Posted at 6:02 AM, Jul 24, 2021

A month after California’s reopening, the state is seeing COVID-19 cases and hospitalizations rise.

San Luis Obispo County hospitals say back when COVID restrictions were in place, they had periods where there were no COVID-19 hospitalizations at all. But now, they’re seeing a slight increase.

“A month ago if you’d ask me if we had any patients in the hospital with COVID, the answer would’ve been no. And now, I think in the last week we’ve had up to 6 patients in the hospital,” said Twin Cities Hospital Physician Chair Dr, Cinnamon Red.

As most pandemic restrictions are lifted and the Delta variant has hit the Central Coast, doctors are contending with more COVID-19 hospitalizations.
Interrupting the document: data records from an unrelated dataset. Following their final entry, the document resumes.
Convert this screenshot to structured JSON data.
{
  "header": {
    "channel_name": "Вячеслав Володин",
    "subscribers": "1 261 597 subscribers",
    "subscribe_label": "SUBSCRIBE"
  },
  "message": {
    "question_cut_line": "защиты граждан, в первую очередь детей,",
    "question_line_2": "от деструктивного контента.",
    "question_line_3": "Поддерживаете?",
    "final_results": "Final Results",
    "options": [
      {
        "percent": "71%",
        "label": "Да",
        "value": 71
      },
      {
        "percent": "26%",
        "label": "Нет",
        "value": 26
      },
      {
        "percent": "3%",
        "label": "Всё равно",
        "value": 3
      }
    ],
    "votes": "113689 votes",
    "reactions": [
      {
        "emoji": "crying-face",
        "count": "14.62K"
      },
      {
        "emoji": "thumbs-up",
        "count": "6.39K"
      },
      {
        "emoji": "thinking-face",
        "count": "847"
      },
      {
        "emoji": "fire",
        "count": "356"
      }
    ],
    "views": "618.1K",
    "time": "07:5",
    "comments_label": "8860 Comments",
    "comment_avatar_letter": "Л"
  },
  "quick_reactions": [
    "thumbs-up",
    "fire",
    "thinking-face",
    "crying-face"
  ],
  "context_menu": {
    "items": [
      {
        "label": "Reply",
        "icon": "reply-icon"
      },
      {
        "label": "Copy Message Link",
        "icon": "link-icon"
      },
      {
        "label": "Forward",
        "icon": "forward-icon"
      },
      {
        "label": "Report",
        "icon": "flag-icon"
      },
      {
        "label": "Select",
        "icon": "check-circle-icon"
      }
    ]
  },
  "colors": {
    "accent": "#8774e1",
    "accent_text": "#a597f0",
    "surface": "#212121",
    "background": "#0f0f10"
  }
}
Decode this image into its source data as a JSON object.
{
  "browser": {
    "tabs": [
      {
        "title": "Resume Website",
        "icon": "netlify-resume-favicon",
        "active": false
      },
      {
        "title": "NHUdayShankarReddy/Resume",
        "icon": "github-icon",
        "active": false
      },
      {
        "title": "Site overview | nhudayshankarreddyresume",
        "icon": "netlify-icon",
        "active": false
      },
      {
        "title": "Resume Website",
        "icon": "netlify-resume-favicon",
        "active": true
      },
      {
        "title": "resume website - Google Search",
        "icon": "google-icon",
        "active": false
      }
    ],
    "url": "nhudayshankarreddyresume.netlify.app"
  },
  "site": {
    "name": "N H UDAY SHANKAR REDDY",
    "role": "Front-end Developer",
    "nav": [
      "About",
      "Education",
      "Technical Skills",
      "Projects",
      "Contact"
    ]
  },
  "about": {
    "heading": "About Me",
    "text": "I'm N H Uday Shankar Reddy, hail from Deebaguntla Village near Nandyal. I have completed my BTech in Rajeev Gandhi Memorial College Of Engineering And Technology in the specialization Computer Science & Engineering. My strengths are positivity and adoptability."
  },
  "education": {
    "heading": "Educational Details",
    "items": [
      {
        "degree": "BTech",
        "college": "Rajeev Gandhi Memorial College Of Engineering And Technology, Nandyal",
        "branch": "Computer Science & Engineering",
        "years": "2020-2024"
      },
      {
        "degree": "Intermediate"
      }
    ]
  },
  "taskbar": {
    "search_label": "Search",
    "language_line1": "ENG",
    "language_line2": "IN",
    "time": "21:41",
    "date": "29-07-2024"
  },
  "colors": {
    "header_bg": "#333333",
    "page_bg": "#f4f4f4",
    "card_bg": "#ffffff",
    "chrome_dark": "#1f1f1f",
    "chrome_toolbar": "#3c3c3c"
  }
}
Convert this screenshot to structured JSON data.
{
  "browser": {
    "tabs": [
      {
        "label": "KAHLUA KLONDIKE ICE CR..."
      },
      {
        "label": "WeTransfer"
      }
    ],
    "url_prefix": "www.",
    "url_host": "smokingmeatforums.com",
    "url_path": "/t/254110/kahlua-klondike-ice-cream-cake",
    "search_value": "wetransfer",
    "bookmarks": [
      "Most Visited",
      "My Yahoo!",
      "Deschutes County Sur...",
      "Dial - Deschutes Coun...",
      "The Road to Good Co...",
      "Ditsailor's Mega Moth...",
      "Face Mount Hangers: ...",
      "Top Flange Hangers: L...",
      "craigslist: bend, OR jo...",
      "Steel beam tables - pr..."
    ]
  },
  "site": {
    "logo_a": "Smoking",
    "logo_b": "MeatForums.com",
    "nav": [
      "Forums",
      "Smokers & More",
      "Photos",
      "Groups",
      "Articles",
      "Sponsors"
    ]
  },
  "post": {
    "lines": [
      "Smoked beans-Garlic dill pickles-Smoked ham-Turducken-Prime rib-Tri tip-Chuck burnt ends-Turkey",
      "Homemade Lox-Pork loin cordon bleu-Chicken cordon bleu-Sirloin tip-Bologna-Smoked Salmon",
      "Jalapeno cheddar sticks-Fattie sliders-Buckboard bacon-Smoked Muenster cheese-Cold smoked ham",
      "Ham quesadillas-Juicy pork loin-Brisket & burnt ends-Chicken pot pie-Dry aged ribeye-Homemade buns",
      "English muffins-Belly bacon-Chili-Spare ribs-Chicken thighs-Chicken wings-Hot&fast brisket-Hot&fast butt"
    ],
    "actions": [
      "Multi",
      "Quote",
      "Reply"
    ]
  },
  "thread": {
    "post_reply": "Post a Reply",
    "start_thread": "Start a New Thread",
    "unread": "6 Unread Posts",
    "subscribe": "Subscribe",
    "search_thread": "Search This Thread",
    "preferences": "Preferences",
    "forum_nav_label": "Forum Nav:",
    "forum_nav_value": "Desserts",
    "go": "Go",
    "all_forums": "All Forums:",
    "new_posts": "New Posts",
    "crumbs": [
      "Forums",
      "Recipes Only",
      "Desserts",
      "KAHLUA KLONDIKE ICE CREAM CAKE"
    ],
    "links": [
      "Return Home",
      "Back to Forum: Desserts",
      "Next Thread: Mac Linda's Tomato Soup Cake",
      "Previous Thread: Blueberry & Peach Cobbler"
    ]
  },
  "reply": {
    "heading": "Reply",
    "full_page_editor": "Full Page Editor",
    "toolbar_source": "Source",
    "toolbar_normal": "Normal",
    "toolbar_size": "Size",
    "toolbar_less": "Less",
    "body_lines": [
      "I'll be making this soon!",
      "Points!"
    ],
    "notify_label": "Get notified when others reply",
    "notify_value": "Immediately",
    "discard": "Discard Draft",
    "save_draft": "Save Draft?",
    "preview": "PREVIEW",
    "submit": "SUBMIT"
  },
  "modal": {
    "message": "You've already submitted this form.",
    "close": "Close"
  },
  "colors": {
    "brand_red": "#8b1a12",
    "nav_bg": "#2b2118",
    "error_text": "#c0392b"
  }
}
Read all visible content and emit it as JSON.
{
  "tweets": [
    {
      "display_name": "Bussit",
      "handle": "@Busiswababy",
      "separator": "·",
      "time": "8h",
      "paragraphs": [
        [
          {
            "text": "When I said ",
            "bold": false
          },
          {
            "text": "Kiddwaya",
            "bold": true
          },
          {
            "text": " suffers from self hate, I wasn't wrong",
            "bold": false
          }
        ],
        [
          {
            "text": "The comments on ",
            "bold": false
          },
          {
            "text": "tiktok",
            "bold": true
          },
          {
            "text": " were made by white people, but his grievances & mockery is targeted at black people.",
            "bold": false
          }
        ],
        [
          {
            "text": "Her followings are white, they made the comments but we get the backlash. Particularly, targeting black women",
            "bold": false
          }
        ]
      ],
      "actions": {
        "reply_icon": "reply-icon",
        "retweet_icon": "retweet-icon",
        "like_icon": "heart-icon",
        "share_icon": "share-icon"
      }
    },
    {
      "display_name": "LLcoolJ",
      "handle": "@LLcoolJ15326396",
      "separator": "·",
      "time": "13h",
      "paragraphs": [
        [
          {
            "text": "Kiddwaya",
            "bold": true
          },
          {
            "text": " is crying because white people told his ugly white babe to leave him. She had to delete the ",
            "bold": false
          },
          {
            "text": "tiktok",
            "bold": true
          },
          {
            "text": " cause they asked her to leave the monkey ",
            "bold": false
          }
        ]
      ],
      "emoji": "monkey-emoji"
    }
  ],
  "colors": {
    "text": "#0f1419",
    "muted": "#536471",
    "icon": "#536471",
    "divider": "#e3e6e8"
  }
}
“The predominant COVID admissions for COVID right now are unvaccinated people and that goes across the country as well,” Dr. Thomas Vendegna, Dignity Health’s French Hospital Chief Medical Officer, said.

Local hospitals say those that are admitted to the hospitals are usually unvaccinated and have very few underlying conditions.

“We still do see occasionally some people who have been vaccinated who are getting COVID. But the good news with that is that they’re not sick enough to be hospitalized. They’re well enough to go home,” said Dr. Redd.

As of Tuesday, Emergency SLO reports that the ICU bed capacity in San Luis Obispo County is at 66% and now there are nearly 21,000 confirmed COVID cases.

After nearly two years into the pandemic, both hospitals say they are more prepared than ever if COVID-19 cases surge again. Most of their staff is vaccinated and now they’re past supply chain issues with PPE.

“Now that we’re so well into this, we have the capacity to open up further units if we had a big surge in patients. We’ve also made all the rooms compliant with infectious reasons,” said Dr. Thomas Vendegna.

San Luis Obispo County doctors want to reiterate the importance of getting vaccinated so community members can protect themselves from the more infectious Delta variant.